I've been following the laws of physics lately, and thus, this blog has been getting the shaft in favor of sleeping, eating, and passing this forsaken rotation.
I haven't bothered writing about these rotations because I don't feel like boring everyone to tears with that babble, and besides which, being immersed in it as much as I am, it feels as though it is hard to write sensibly about it. I need some distance which is not really possible at the moment. I can say that it sometimes feels frustrating, sometimes feels triumphant, sometimes feels important, sometimes feels trivial, sometimes feels like medicine helps people, sometimes feels like medicine is in vain. I have worked with physicians that are admirable and some that are not so admirable. I have watched behaviors that I would like to emulate, and others I would rather avoid. I've been told that I should be a surgeon, and I've also been asked, "you're not interested in surgery, are you?"
For the record, no, I am not interested in surgery, not even vaguely. This rotation has been great, though, in that it has made me properly respect surgeons and confirm that it's work best left to others. And it's just an interesting unfolding of life or lives before your eyes. People minding their own business when they were hit by a car and are now stuck in a hospital bed for months with fractures and complications. Gunshots and stab wounds, alcohol and methamphetamine, the suicidal and the demented. There aren't that many opportunities in life to see that sort of cross-section of the world.

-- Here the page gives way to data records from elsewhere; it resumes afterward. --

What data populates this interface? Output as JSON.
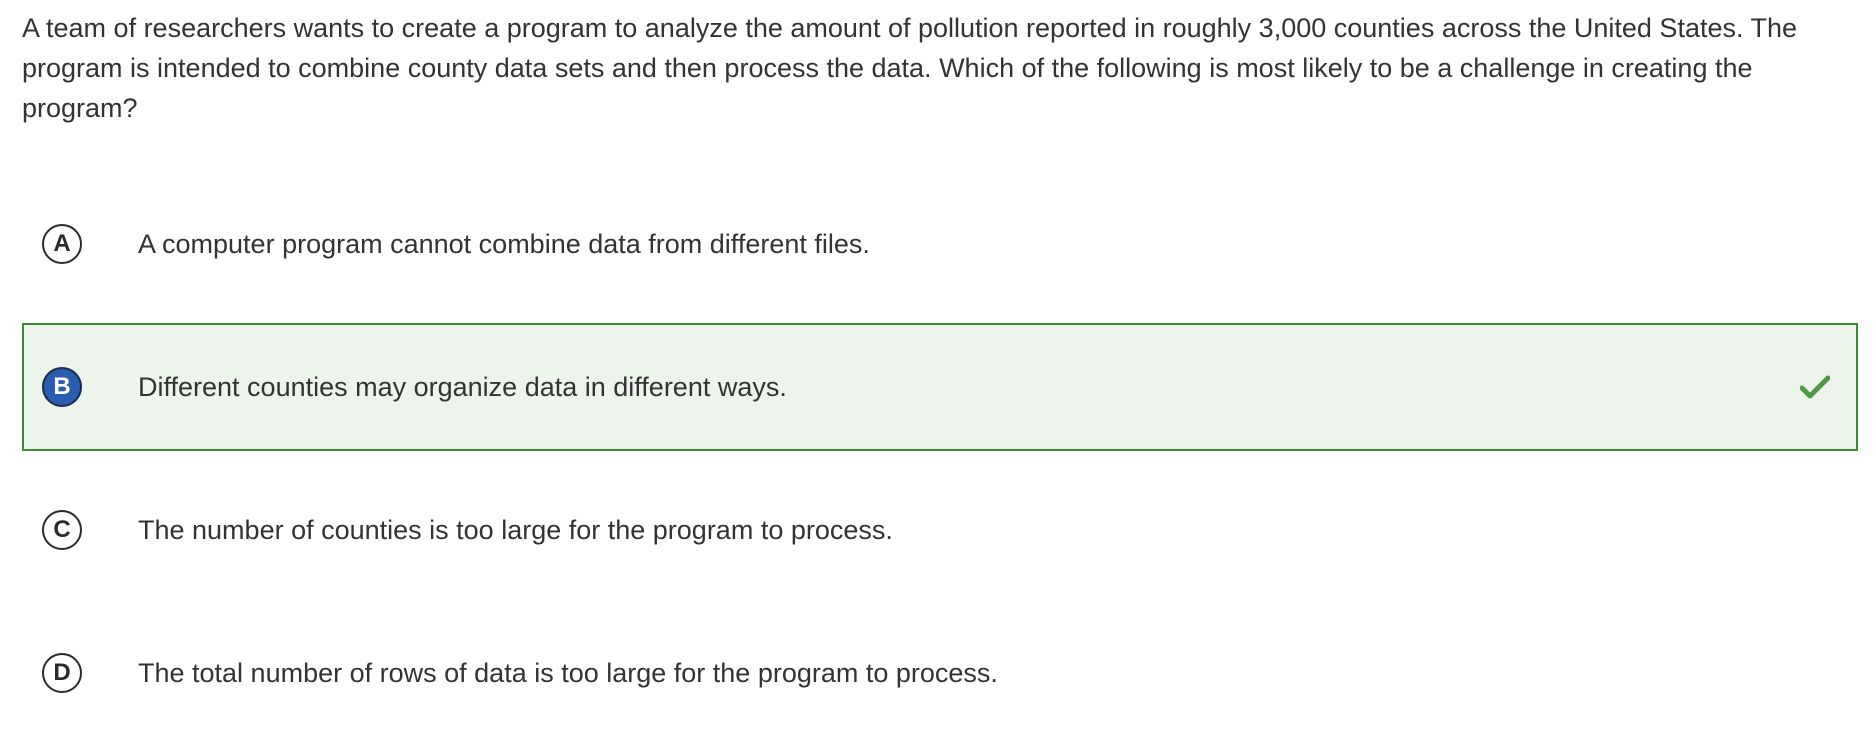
{
  "question": {
    "text": "A team of researchers wants to create a program to analyze the amount of pollution reported in roughly 3,000 counties across the United States. The program is intended to combine county data sets and then process the data. Which of the following is most likely to be a challenge in creating the program?"
  },
  "choices": [
    {
      "letter": "A",
      "text": "A computer program cannot combine data from different files.",
      "state": "default"
    },
    {
      "letter": "B",
      "text": "Different counties may organize data in different ways.",
      "state": "correct",
      "icon": "checkmark-icon"
    },
    {
      "letter": "C",
      "text": "The number of counties is too large for the program to process.",
      "state": "default"
    },
    {
      "letter": "D",
      "text": "The total number of rows of data is too large for the program to process.",
      "state": "default"
    }
  ],
  "colors": {
    "correct_background": "#edf4ec",
    "correct_border": "#3a8d35",
    "check_icon": "#4f9a45",
    "selected_letter_fill": "#2a5db0",
    "text": "#333333"
  }
}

The only thing that's truly felt like torture is having to interact with some of my more difficult classmates, who have started to exhibit that classic medical school attribute that I like to call "I will stab you with a shiv first chance I get if I can do so while improving everyone's opinion of me." It is the innate characteristic that makes my stomach turn about students. It's not across-the-board, but all it takes is one student like that to really annoy.
But even that has been an opportunity. Such clowns will never go away in life. There is no one field populated by well-intentioned sweethearts. The key is not to let the a-holes get to you. I've been able to manage by refusing to rise to the bait, and also by recognizing that it's not worth it to me to engage in that fight.

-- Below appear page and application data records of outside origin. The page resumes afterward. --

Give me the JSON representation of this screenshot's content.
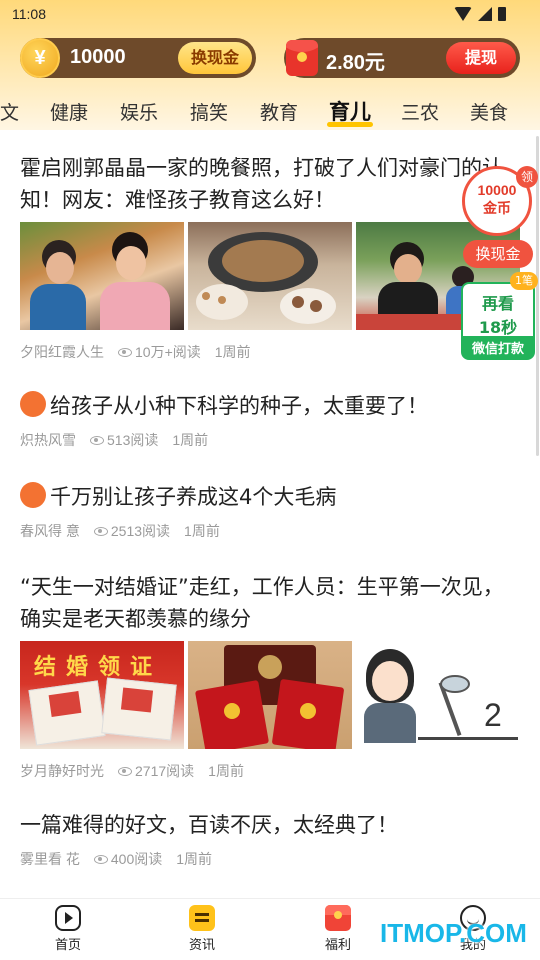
{
  "status_bar": {
    "time": "11:08"
  },
  "wallet": {
    "coin_symbol": "¥",
    "coins": "10000",
    "exchange_label": "换现金",
    "cash": "2.80元",
    "withdraw_label": "提现"
  },
  "tabs": [
    {
      "label": "文"
    },
    {
      "label": "健康"
    },
    {
      "label": "娱乐"
    },
    {
      "label": "搞笑"
    },
    {
      "label": "教育"
    },
    {
      "label": "育儿",
      "active": true
    },
    {
      "label": "三农"
    },
    {
      "label": "美食"
    }
  ],
  "articles": [
    {
      "title": "霍启刚郭晶晶一家的晚餐照，打破了人们对豪门的认知！网友：难怪孩子教育这么好！",
      "author": "夕阳红霞人生",
      "views": "10万+阅读",
      "time": "1周前"
    },
    {
      "title": "给孩子从小种下科学的种子，太重要了！",
      "author": "炽热风雪",
      "views": "513阅读",
      "time": "1周前"
    },
    {
      "title": "千万别让孩子养成这4个大毛病",
      "author": "春风得 意",
      "views": "2513阅读",
      "time": "1周前"
    },
    {
      "title": "“天生一对结婚证”走红，工作人员：生平第一次见，确实是老天都羡慕的缘分",
      "author": "岁月静好时光",
      "views": "2717阅读",
      "time": "1周前",
      "thumb_text": "结婚领证"
    },
    {
      "title": "一篇难得的好文，百读不厌，太经典了！",
      "author": "雾里看 花",
      "views": "400阅读",
      "time": "1周前"
    }
  ],
  "floating": {
    "reward_amount": "10000",
    "reward_unit": "金币",
    "reward_tag": "领",
    "exchange_label": "换现金",
    "watch_line1": "再看",
    "watch_line2": "18秒",
    "watch_footer": "微信打款",
    "watch_badge": "1笔"
  },
  "bottom_nav": [
    {
      "label": "首页",
      "icon": "play-home-icon"
    },
    {
      "label": "资讯",
      "icon": "news-icon",
      "active": true
    },
    {
      "label": "福利",
      "icon": "red-envelope-icon"
    },
    {
      "label": "我的",
      "icon": "profile-icon"
    }
  ],
  "watermark": "ITMOP.COM",
  "colors": {
    "accent_yellow": "#ffc400",
    "coin_red": "#f0533f",
    "video_green": "#22b35a",
    "meta_gray": "#9a9a9a",
    "watermark_blue": "#19b7e8"
  }
}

That's the thing about being a middle-distance runner. You have to decide which race you wish to run, which mark you want to meet. I used to think, when I was younger, that you had to push yourself until you were the best, better than everyone else. But that was a long time ago, and I've seen how that kind of drive comes at a cost. I am starting to think I will be okay without losing who I am. That seems the thing most worth fighting for.